Clinton immediately launched into a rebuttal of campaign literature that was recently mailed to Ohioans from the Obama campaign. She said the mailings contain inaccurate information about her health care plan.

“It’s been unfortunate that Senator Obama has consistently said that I would force people to have health care whether they could afford it or not,” she said.

Obama responded by arguing the validity of his flier and by saying that Clinton possesses a good health care plan. He added that he has endured similarly inaccurate mailings and claims that his plan for health care would leave people uncovered.

“With respect to the young people, my plan specifically says that, up until the age of 25, you will be able to be covered under your parents’ insurance plan,” Obama said. “So that cohort that Senator Clinton is talking about will, in fact, have coverage.”

The debate over health care continued until co-moderator Brian Williams, the anchor of “NBC Nightly News,” brought it to a close, despite objections.

“Well, a 16-minute discussion on health care is certainly a start,” Williams said. The discussion then turned to the North American Free Trade Agreement, also a knotty topic.

The debate, held at Cleveland State University’s Wolstein Center, involved more than 500 of its own students, a fifth of whom sat among the 1,600 people who watched the debate live. The others parked vehicles, assisted VIPs and directed hundreds of media personnel.

Obama and Clinton sat at a table with co-moderators Williams and Tim Russert, a 1975 graduate of Cleveland State’s law school and managing editor and moderator of “Meet the Press.” The two traded questions during the debate, which came a week before the March 4 Ohio primary.

On the topic of NAFTA, Clinton said Obama’s accusations are inaccurate.

“I have received a lot of incoming criticism from Senator Obama. And the Cleveland Plain Dealer examined Sen. Obama’s attacks on me regarding NAFTA and said they were erroneous.” Clinton said. “So I would hope that, again, we could get to a debate about what the real issues are and where we stand.”

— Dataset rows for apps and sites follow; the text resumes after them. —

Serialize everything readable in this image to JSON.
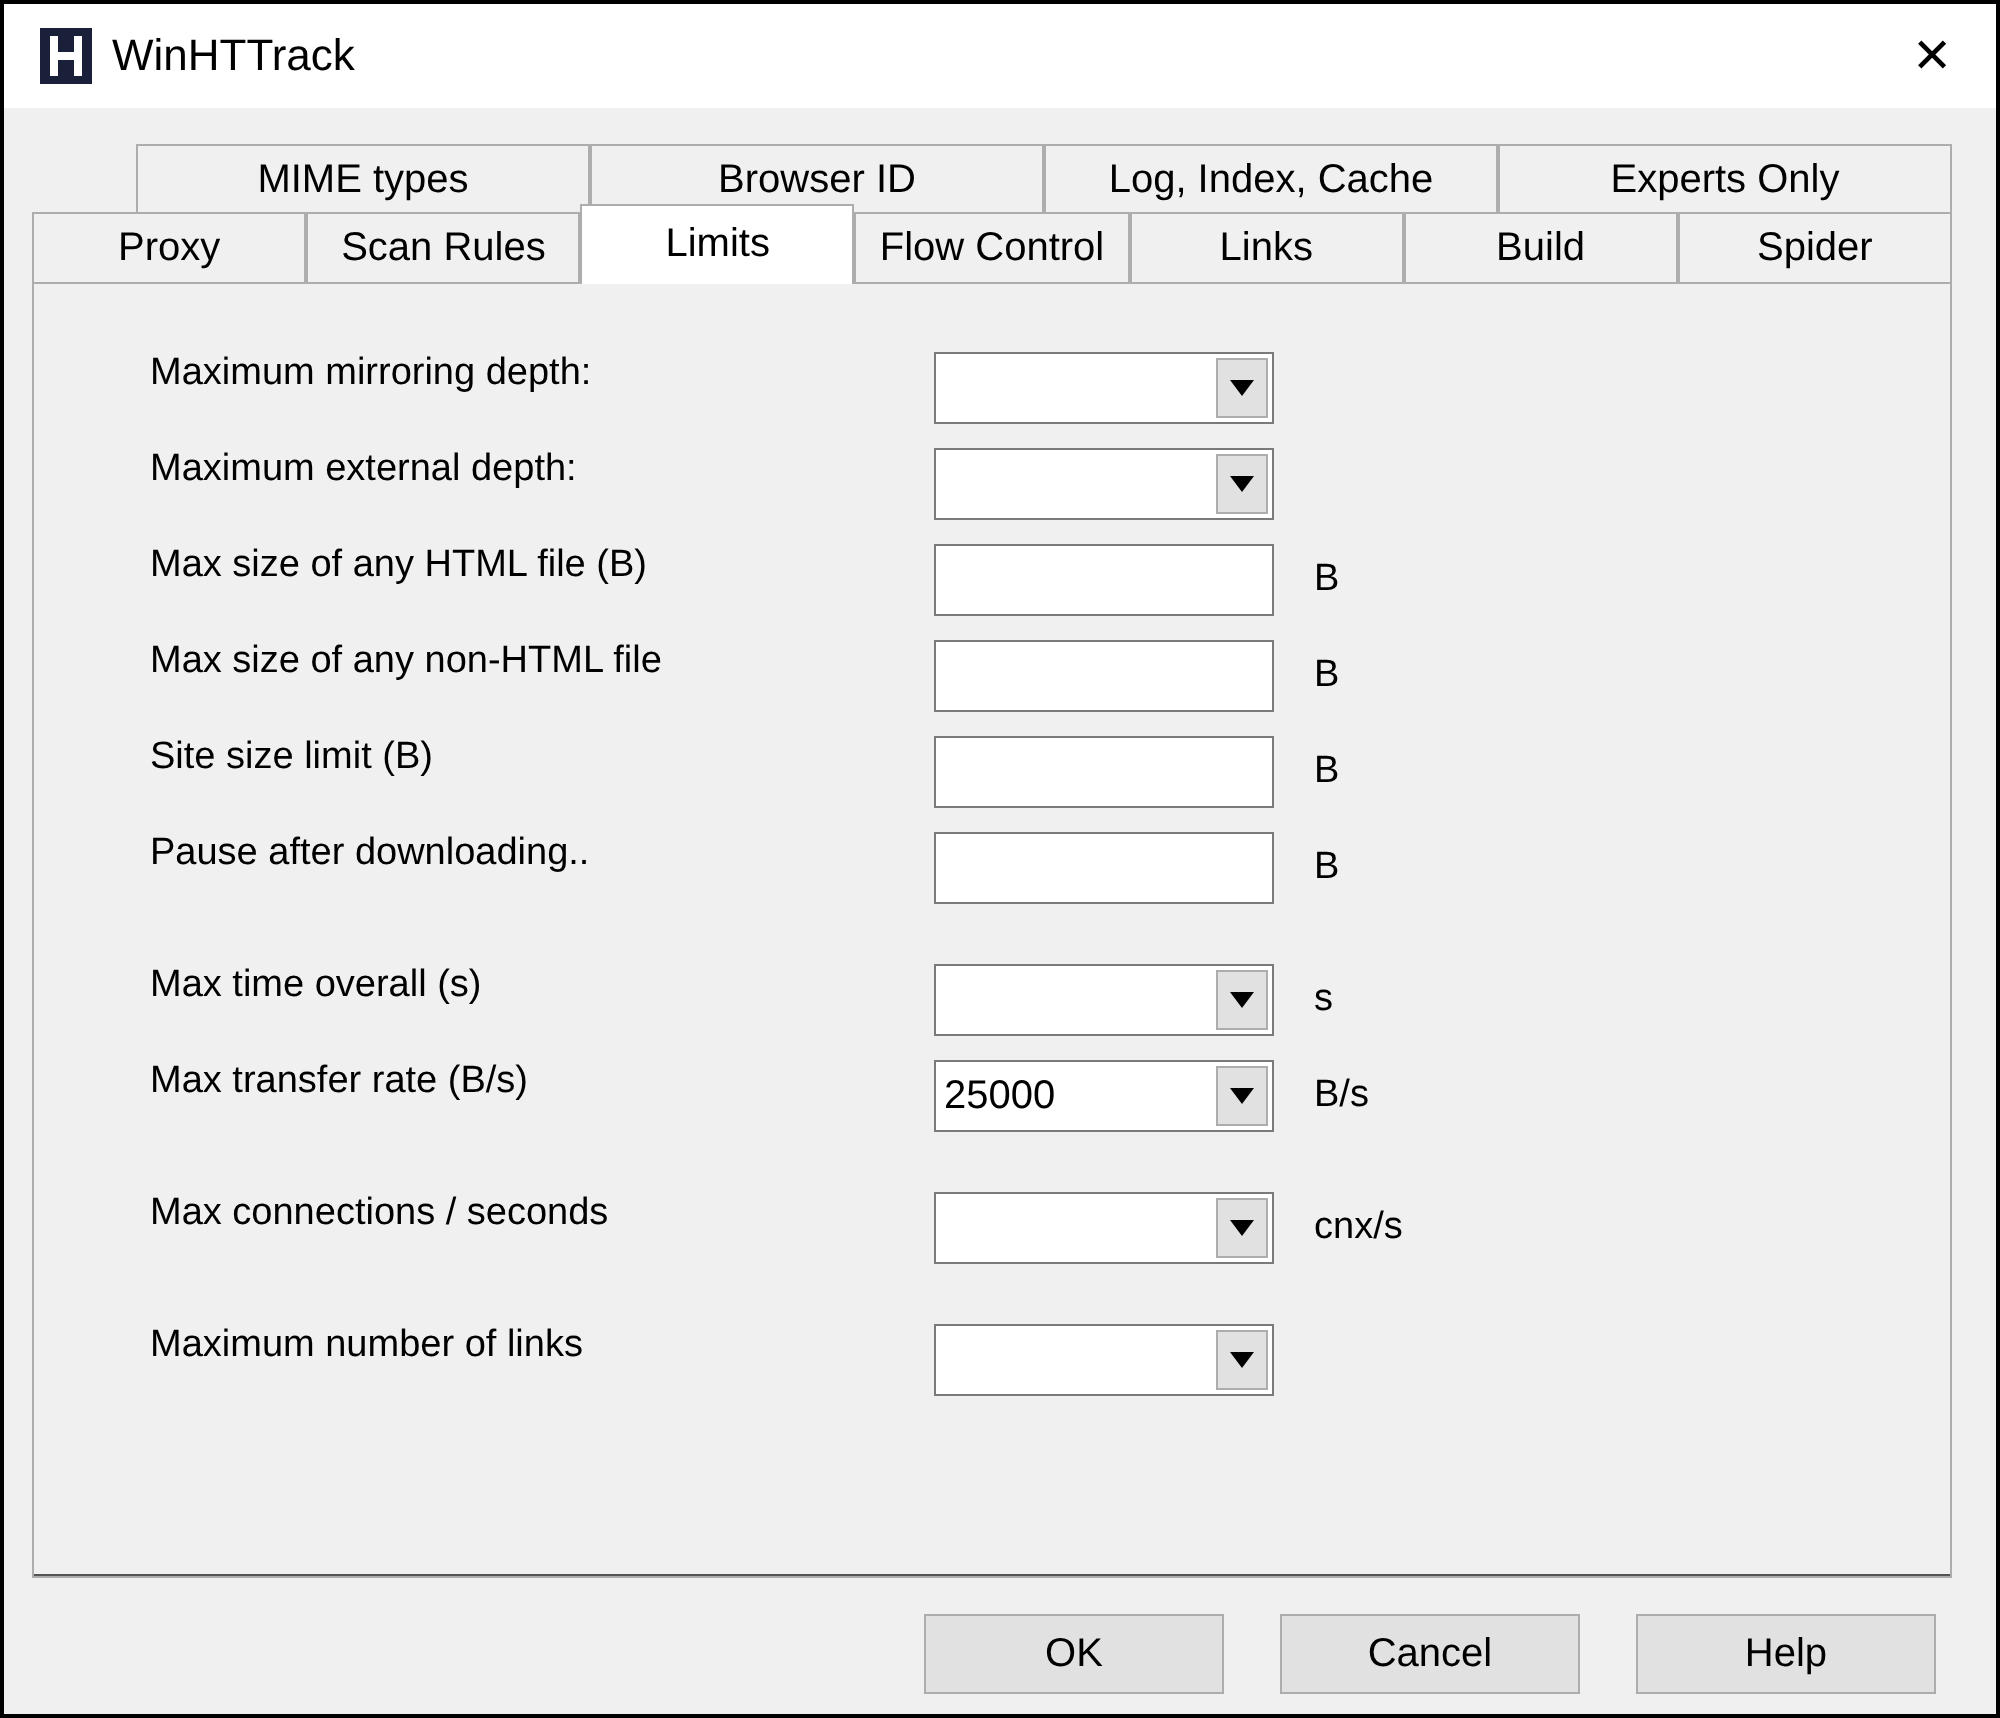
{
  "window": {
    "title": "WinHTTrack",
    "close": "✕"
  },
  "tab_rows": [
    [
      {
        "label": "MIME types",
        "selected": false
      },
      {
        "label": "Browser ID",
        "selected": false
      },
      {
        "label": "Log, Index, Cache",
        "selected": false
      },
      {
        "label": "Experts Only",
        "selected": false
      }
    ],
    [
      {
        "label": "Proxy",
        "selected": false
      },
      {
        "label": "Scan Rules",
        "selected": false
      },
      {
        "label": "Limits",
        "selected": true
      },
      {
        "label": "Flow Control",
        "selected": false
      },
      {
        "label": "Links",
        "selected": false
      },
      {
        "label": "Build",
        "selected": false
      },
      {
        "label": "Spider",
        "selected": false
      }
    ]
  ],
  "groups": [
    [
      {
        "kind": "combo",
        "label": "Maximum mirroring depth:"
      },
      {
        "kind": "combo",
        "label": "Maximum external depth:"
      },
      {
        "kind": "text",
        "label": "Max size of any HTML file (B)",
        "unit": "B"
      },
      {
        "kind": "text",
        "label": "Max size of any non-HTML file",
        "unit": "B"
      },
      {
        "kind": "text",
        "label": "Site size limit (B)",
        "unit": "B"
      },
      {
        "kind": "text",
        "label": "Pause after downloading..",
        "unit": "B"
      }
    ],
    [
      {
        "kind": "combo",
        "label": "Max time overall (s)",
        "unit": "s"
      },
      {
        "kind": "combo",
        "label": "Max transfer rate (B/s)",
        "value": "25000",
        "unit": "B/s"
      }
    ],
    [
      {
        "kind": "combo",
        "label": "Max connections / seconds",
        "unit": "cnx/s"
      }
    ],
    [
      {
        "kind": "combo",
        "label": "Maximum number of links"
      }
    ]
  ],
  "buttons": [
    "OK",
    "Cancel",
    "Help"
  ]
}
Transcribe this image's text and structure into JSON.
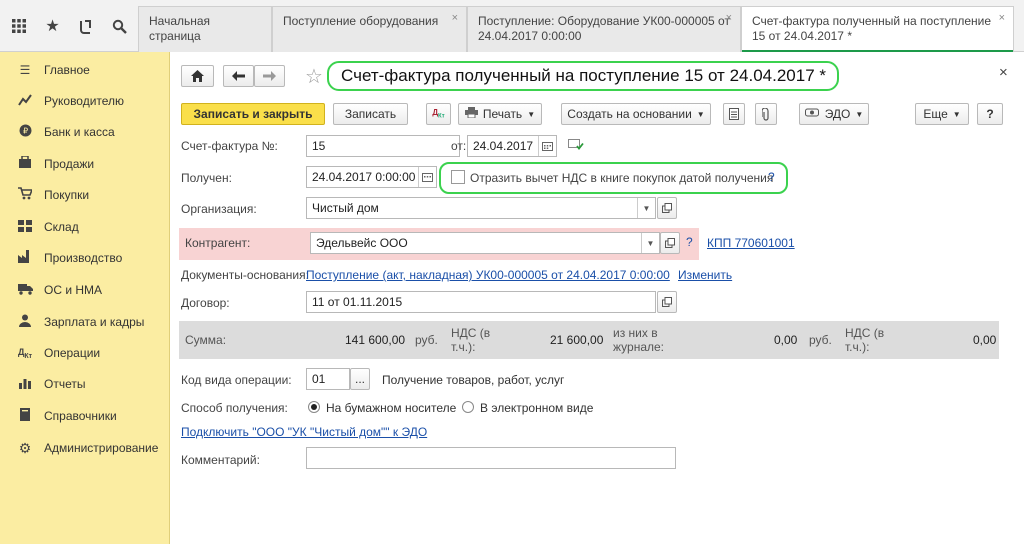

Russert asked both candidates if they would pull out of the agreement. Both said they would re-negotiate.

“I think actually Sen. Clinton’s answer on this one is right,” Obama said. “I think we should use the hammer of a potential opt-out as leverage to ensure that we actually get labor and environmental standards that are enforced.”

The debate soon took a turn toward Iraq and whether the candidates would pull out of the country.

“Well, if the Iraqi government says that we should not be there, then we cannot be there,” Obama responded. “This is a sovereign government, as George Bush continually reminds us.”

He said he would call in the Joint Chiefs of Staff and initiate a phased pullout. Clinton’s response was similar.

“I believe there is no military solution that the Americans, who had been valiant in doing everything that they were asked to do, can really achieve in the absence of full cooperation from the Iraqi government,” she said. “And they need to take responsibility for themselves.”

Williams then asked Obama about Clinton portraying herself as “co-president.”

“What I’ve said – and what I would continue to maintain – is you can’t take credit for all the good things that happen but then, when it comes to issues like NAFTA, you say, ‘Well, behind the scenes, I was disagreeing,'” Obama said. “That doesn’t work.”

At about $300,000, the cost for the debate to the university was set off by corporate and private donors, said Brian Johnston, Cleveland State director of marketing and public affairs.

He said the debate’s location at Cleveland State will be a morale boost to students and will have a positive impact on the entire region.

” … it’s not only the limelight on Cleveland State, it’s the limelight on Cleveland, it’s the limelight on Northeast Ohio,” he said. “In one of the most hotly contested Democratic races in years, Ohio will be pivotal in deciding who will get the nod in the party.”

Classes were canceled yesterday and security agencies blanketed the center and surrounding area. The Cleveland Police bomb squad was posted on a nearby street.

Obama has won a total 1,370 delegates to Clinton’s 1,274, according to The Associated Press. Obama has won the last 11 contests. Currently, Clinton is leading Ohio in the polls, but her lead is narrowing.

The debate – the twentieth of this primary season – was significant for the candidates, as both campaigns have declared Ohio a must-win state.

Contact city editor Steven Bushong at [email protected].